§ Work required:
Find and copy each line of the data that includes "History".

━━━ Data for analysis

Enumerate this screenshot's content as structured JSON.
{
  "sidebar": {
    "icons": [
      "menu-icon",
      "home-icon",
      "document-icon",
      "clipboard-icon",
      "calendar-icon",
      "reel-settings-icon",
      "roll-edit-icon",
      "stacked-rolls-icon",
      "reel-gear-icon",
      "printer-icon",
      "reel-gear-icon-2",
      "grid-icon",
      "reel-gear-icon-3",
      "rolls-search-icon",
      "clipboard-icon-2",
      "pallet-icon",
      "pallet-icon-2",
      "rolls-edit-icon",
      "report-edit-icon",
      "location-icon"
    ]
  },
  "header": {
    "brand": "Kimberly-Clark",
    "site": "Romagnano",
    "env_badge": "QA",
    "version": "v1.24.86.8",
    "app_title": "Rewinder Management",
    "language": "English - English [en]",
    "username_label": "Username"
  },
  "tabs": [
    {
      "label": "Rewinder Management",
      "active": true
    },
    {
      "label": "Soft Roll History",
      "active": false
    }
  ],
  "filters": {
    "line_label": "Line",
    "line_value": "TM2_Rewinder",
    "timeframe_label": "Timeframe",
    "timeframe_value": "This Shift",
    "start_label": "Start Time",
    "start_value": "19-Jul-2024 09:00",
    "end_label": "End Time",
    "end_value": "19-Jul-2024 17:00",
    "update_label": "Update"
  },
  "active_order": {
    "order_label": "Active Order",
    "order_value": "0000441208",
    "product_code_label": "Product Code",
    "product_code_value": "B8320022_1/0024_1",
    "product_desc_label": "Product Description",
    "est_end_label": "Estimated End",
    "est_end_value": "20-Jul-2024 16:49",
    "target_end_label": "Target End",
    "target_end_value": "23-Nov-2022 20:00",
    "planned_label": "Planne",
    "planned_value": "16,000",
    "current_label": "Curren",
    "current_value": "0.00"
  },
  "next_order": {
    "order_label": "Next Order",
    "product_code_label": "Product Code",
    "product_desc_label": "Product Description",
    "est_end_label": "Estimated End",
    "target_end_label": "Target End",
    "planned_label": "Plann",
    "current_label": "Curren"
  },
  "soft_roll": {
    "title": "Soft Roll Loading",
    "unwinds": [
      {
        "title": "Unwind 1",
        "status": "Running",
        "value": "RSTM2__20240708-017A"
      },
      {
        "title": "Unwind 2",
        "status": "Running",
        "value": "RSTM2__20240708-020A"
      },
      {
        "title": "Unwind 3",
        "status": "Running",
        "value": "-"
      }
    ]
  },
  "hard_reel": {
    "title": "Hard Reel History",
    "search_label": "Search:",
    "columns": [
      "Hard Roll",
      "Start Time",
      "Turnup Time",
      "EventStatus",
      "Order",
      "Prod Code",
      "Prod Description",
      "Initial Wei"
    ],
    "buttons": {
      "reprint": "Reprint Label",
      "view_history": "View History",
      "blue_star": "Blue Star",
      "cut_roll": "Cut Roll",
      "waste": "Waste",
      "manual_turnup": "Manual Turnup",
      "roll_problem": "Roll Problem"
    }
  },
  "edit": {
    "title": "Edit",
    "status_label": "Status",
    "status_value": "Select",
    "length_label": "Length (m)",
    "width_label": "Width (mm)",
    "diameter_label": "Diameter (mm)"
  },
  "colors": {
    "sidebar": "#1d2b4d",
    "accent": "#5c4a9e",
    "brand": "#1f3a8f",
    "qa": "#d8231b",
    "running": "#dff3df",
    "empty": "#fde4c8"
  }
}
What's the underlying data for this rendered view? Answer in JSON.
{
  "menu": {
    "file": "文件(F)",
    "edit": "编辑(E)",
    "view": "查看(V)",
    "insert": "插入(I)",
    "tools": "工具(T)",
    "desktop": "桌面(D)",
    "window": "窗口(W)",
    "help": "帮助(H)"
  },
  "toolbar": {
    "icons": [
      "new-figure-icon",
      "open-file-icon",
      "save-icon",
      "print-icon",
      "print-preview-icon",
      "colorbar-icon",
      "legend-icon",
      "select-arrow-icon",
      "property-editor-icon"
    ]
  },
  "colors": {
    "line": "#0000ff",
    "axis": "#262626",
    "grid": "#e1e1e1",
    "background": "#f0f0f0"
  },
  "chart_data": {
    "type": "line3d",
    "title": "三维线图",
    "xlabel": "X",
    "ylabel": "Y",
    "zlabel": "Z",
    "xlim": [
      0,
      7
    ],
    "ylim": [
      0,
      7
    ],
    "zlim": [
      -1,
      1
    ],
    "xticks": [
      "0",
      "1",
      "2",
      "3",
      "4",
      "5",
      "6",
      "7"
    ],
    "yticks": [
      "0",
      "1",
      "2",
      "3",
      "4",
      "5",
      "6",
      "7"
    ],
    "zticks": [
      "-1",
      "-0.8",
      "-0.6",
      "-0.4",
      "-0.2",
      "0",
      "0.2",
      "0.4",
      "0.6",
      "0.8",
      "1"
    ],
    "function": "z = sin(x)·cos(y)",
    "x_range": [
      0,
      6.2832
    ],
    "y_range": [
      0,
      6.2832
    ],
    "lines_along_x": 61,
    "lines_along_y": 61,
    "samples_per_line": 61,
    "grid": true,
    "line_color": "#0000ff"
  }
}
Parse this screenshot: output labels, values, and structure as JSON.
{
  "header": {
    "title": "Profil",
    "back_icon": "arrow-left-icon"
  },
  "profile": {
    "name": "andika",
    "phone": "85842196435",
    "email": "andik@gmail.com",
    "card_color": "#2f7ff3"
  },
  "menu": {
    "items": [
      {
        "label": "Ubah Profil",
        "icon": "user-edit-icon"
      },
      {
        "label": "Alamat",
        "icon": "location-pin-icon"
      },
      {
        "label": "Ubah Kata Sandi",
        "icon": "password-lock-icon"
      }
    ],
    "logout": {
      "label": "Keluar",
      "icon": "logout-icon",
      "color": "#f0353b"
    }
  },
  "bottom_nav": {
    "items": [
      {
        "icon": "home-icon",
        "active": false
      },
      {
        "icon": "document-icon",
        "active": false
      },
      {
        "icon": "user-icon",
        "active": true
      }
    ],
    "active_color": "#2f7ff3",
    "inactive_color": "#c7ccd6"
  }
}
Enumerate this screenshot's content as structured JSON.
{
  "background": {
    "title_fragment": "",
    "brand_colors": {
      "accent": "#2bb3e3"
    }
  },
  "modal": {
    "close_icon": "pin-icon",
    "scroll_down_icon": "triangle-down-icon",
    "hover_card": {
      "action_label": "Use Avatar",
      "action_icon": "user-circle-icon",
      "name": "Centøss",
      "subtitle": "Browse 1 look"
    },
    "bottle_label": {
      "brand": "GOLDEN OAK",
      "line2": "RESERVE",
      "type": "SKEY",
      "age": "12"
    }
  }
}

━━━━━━

§ Result for this exercise:
      "label": "Soft Roll History",
    "title": "Hard Reel History",
      "view_history": "View History",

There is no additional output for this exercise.